One residential solar power company that has managed to stay relevant, SolarCity, is upping its game-plan to make solar power even more appealing, by supplying backup power packs similar to the lithium-ion battery packs being used by Tesla Motors.
Solar power has typically been played down because of the expense of solar panels and control systems, but SolarCity has gotten a lot of people to install solar power systems simply by not making residents pay for the panels. Instead, residents pay for the power the solar panels produce, just like paying the utility company. The difference is, of course, that their own roofs produce clean energy.
Another issue that utility companies and residents have to deal with when it comes to solar power is intermittency, that is, power generation drops off precipitously when a cloud blocks the sun, but bounces right back to full power as soon as the cloud passes. The switching and balancing gear that are in use by utility companies cannot handle this kind of intermittent load, which is where the lithium-ion battery pack comes in.
Using similar lithium-ion battery pack technology, SolarCity can balance the intermittency problem with their solar panels. When the sun is shining, the battery packs are charged, and when the sun is not shining, the battery backup instantly transfers power back into the system, eliminating the voltage drops and spikes. The battery packs themselves, based off the same technology as in the Tesla Model S, will most likely come in different sizes, depending on the capacity of the solar power system installed, as well as how much backup power the client wants. If grid power goes down, some of these new solar power systems might have a week, or more, of backup power to keep things running until the power comes back on.

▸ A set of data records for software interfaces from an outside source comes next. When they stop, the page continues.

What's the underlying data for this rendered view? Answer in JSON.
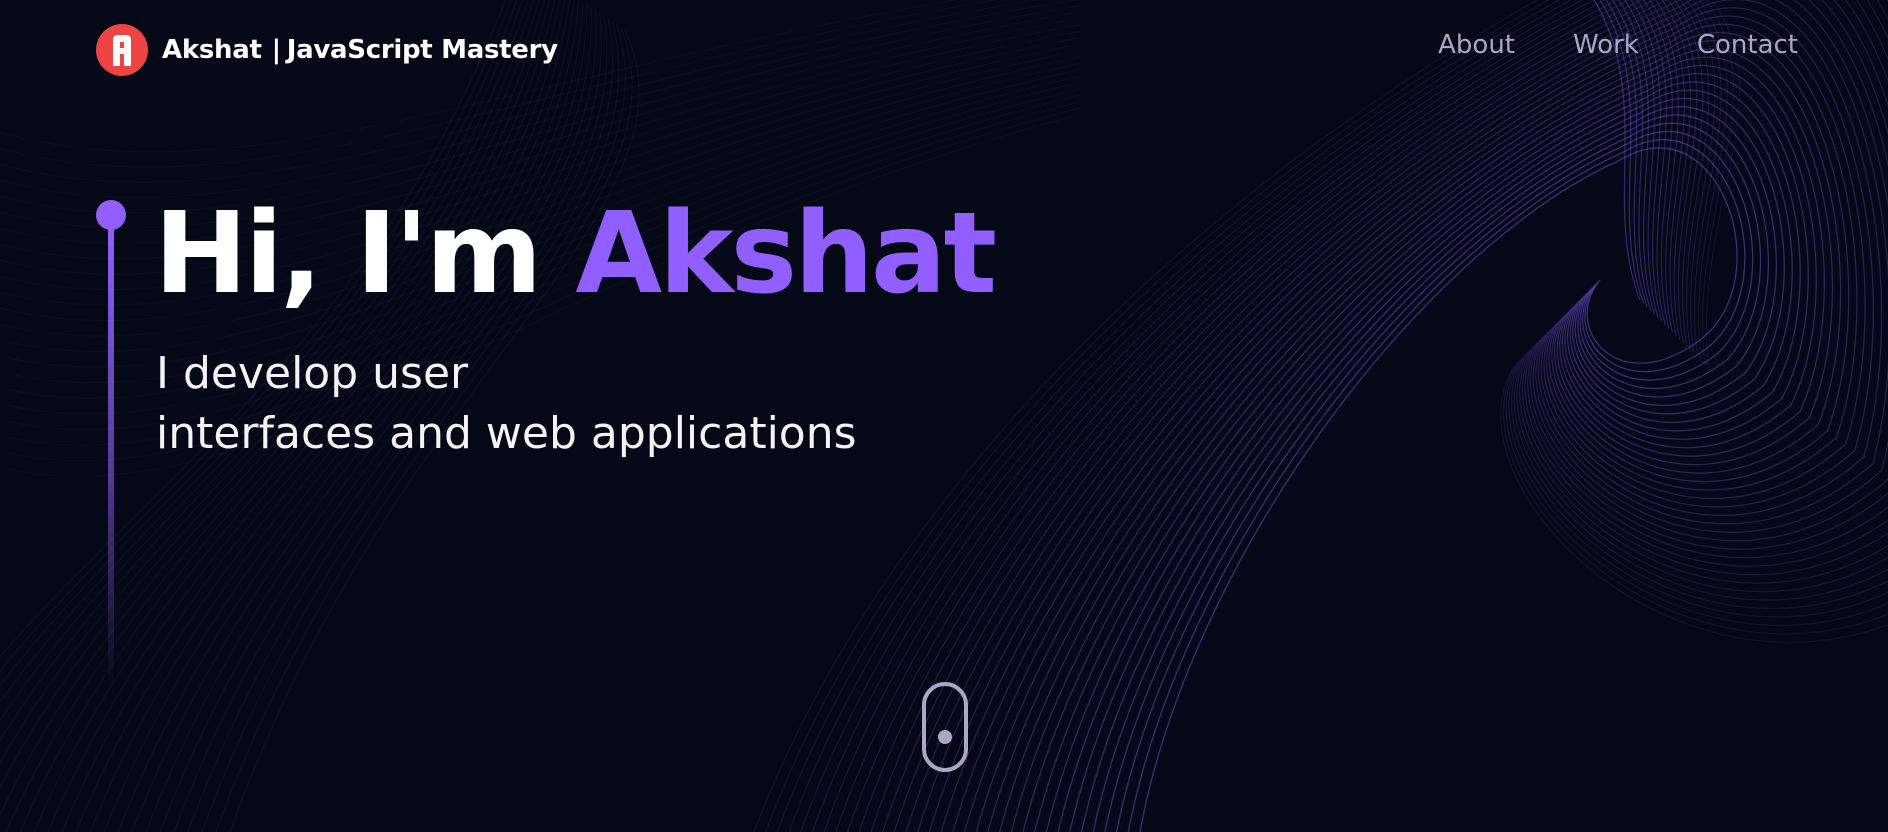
{
  "colors": {
    "background": "#050816",
    "accent": "#915eff",
    "nav_text": "#aaa6c3",
    "logo_badge": "#ef4444",
    "text": "#ffffff"
  },
  "navbar": {
    "logo_name": "Akshat",
    "logo_separator": "|",
    "logo_subtitle": "JavaScript Mastery",
    "logo_icon": "logo-icon",
    "links": [
      {
        "label": "About"
      },
      {
        "label": "Work"
      },
      {
        "label": "Contact"
      }
    ]
  },
  "hero": {
    "greeting": "Hi, I'm",
    "name": "Akshat",
    "subtitle_line1": "I develop user",
    "subtitle_line2": "interfaces and web applications"
  },
  "scroll_indicator": {
    "icon": "mouse-scroll-icon"
  }
}
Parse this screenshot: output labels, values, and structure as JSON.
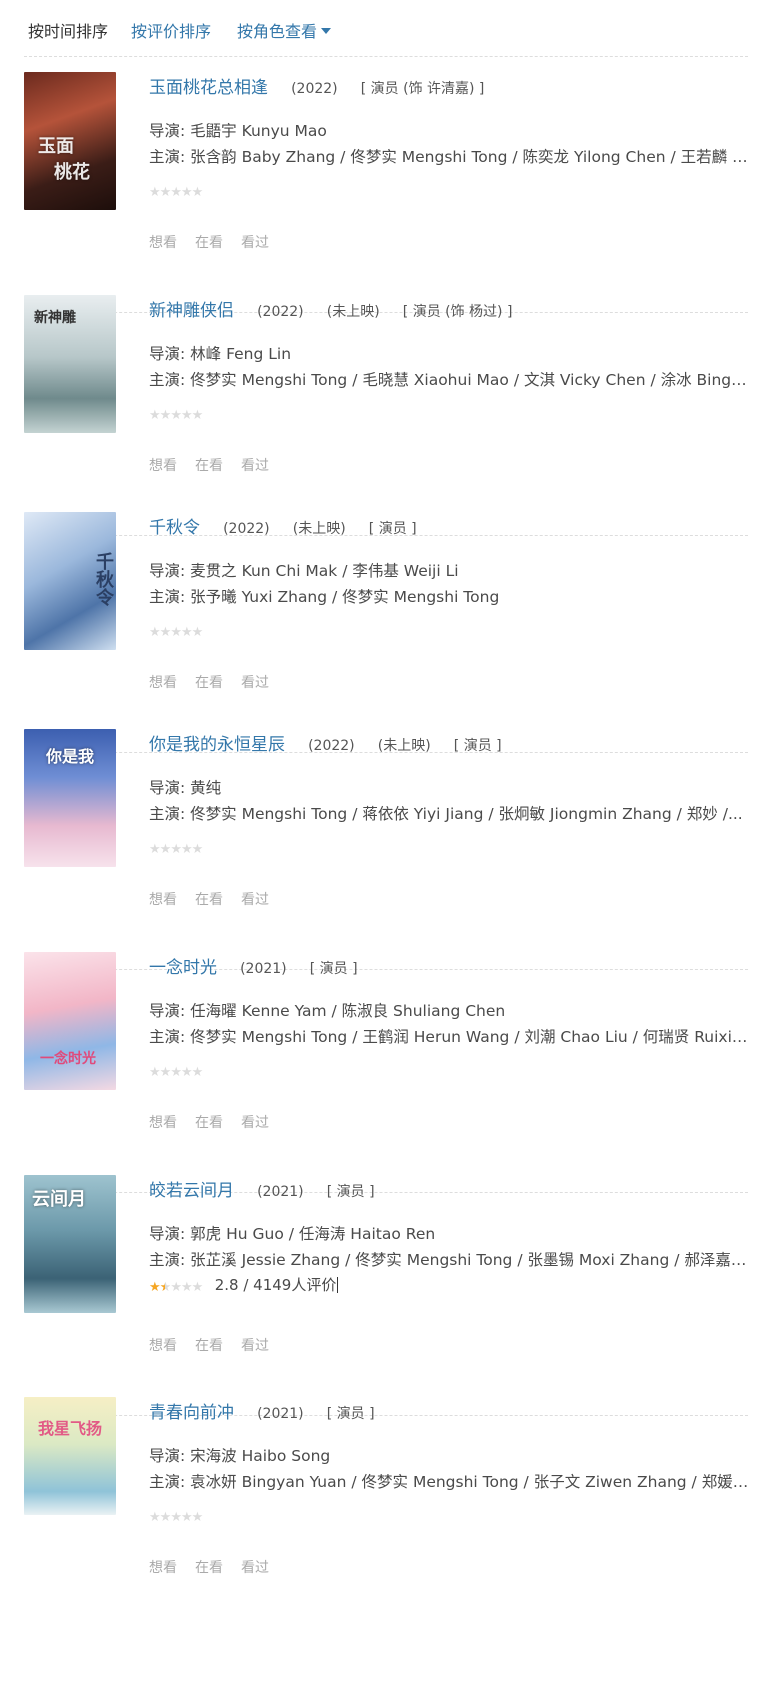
{
  "sortbar": {
    "by_time": "按时间排序",
    "by_rating": "按评价排序",
    "by_role": "按角色查看"
  },
  "actions": {
    "want": "想看",
    "watching": "在看",
    "watched": "看过"
  },
  "items": [
    {
      "title": "玉面桃花总相逢",
      "year": "(2022)",
      "status": "",
      "role": "[ 演员 (饰 许清嘉) ]",
      "directors": "导演: 毛鼯宇 Kunyu Mao",
      "cast": "主演: 张含韵 Baby Zhang / 佟梦实 Mengshi Tong / 陈奕龙 Yilong Chen / 王若麟 Ru...",
      "rating_stars": 0,
      "rating_text": ""
    },
    {
      "title": "新神雕侠侣",
      "year": "(2022)",
      "status": "(未上映)",
      "role": "[ 演员 (饰 杨过) ]",
      "directors": "导演: 林峰 Feng Lin",
      "cast": "主演: 佟梦实 Mengshi Tong / 毛晓慧 Xiaohui Mao / 文淇 Vicky Chen / 涂冰 Bing X...",
      "rating_stars": 0,
      "rating_text": ""
    },
    {
      "title": "千秋令",
      "year": "(2022)",
      "status": "(未上映)",
      "role": "[ 演员 ]",
      "directors": "导演: 麦贯之 Kun Chi Mak / 李伟基 Weiji Li",
      "cast": "主演: 张予曦 Yuxi Zhang / 佟梦实 Mengshi Tong",
      "rating_stars": 0,
      "rating_text": ""
    },
    {
      "title": "你是我的永恒星辰",
      "year": "(2022)",
      "status": "(未上映)",
      "role": "[ 演员 ]",
      "directors": "导演: 黄纯",
      "cast": "主演: 佟梦实 Mengshi Tong / 蒋依依 Yiyi Jiang / 张炯敏 Jiongmin Zhang / 郑妙 /...",
      "rating_stars": 0,
      "rating_text": ""
    },
    {
      "title": "一念时光",
      "year": "(2021)",
      "status": "",
      "role": "[ 演员 ]",
      "directors": "导演: 任海曜 Kenne Yam / 陈淑良 Shuliang Chen",
      "cast": "主演: 佟梦实 Mengshi Tong / 王鹤润 Herun Wang / 刘潮 Chao Liu / 何瑞贤 Ruixian...",
      "rating_stars": 0,
      "rating_text": ""
    },
    {
      "title": "皎若云间月",
      "year": "(2021)",
      "status": "",
      "role": "[ 演员 ]",
      "directors": "导演: 郭虎 Hu Guo / 任海涛 Haitao Ren",
      "cast": "主演: 张芷溪 Jessie Zhang / 佟梦实 Mengshi Tong / 张墨锡 Moxi Zhang / 郝泽嘉 Z...",
      "rating_stars": 1.5,
      "rating_text": "2.8 / 4149人评价"
    },
    {
      "title": "青春向前冲",
      "year": "(2021)",
      "status": "",
      "role": "[ 演员 ]",
      "directors": "导演: 宋海波 Haibo Song",
      "cast": "主演: 袁冰妍 Bingyan Yuan / 佟梦实 Mengshi Tong / 张子文 Ziwen Zhang / 郑媛元 ...",
      "rating_stars": 0,
      "rating_text": ""
    }
  ],
  "colors": {
    "link": "#3377aa",
    "star": "#f5a623",
    "star_empty": "#dcdcdc"
  }
}
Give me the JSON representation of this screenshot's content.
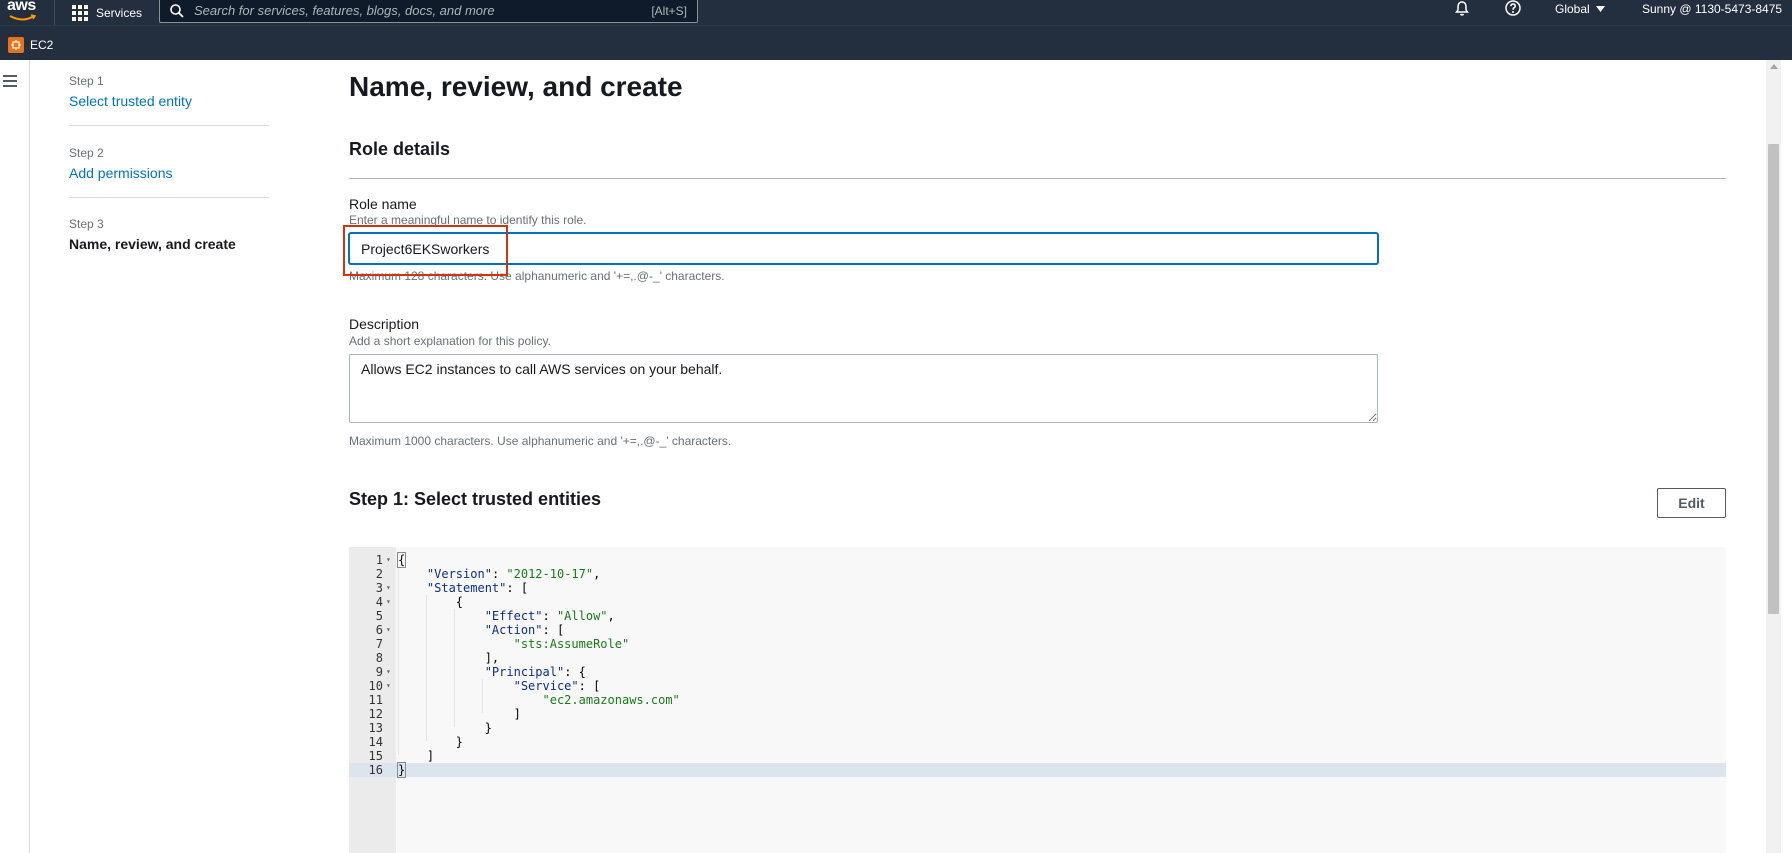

Of course, the relationship between SolarCity and Tesla Motors is pretty clear, entrepreneur Elon Musk having a controlling interest in both companies, so why haven’t they thought of this before?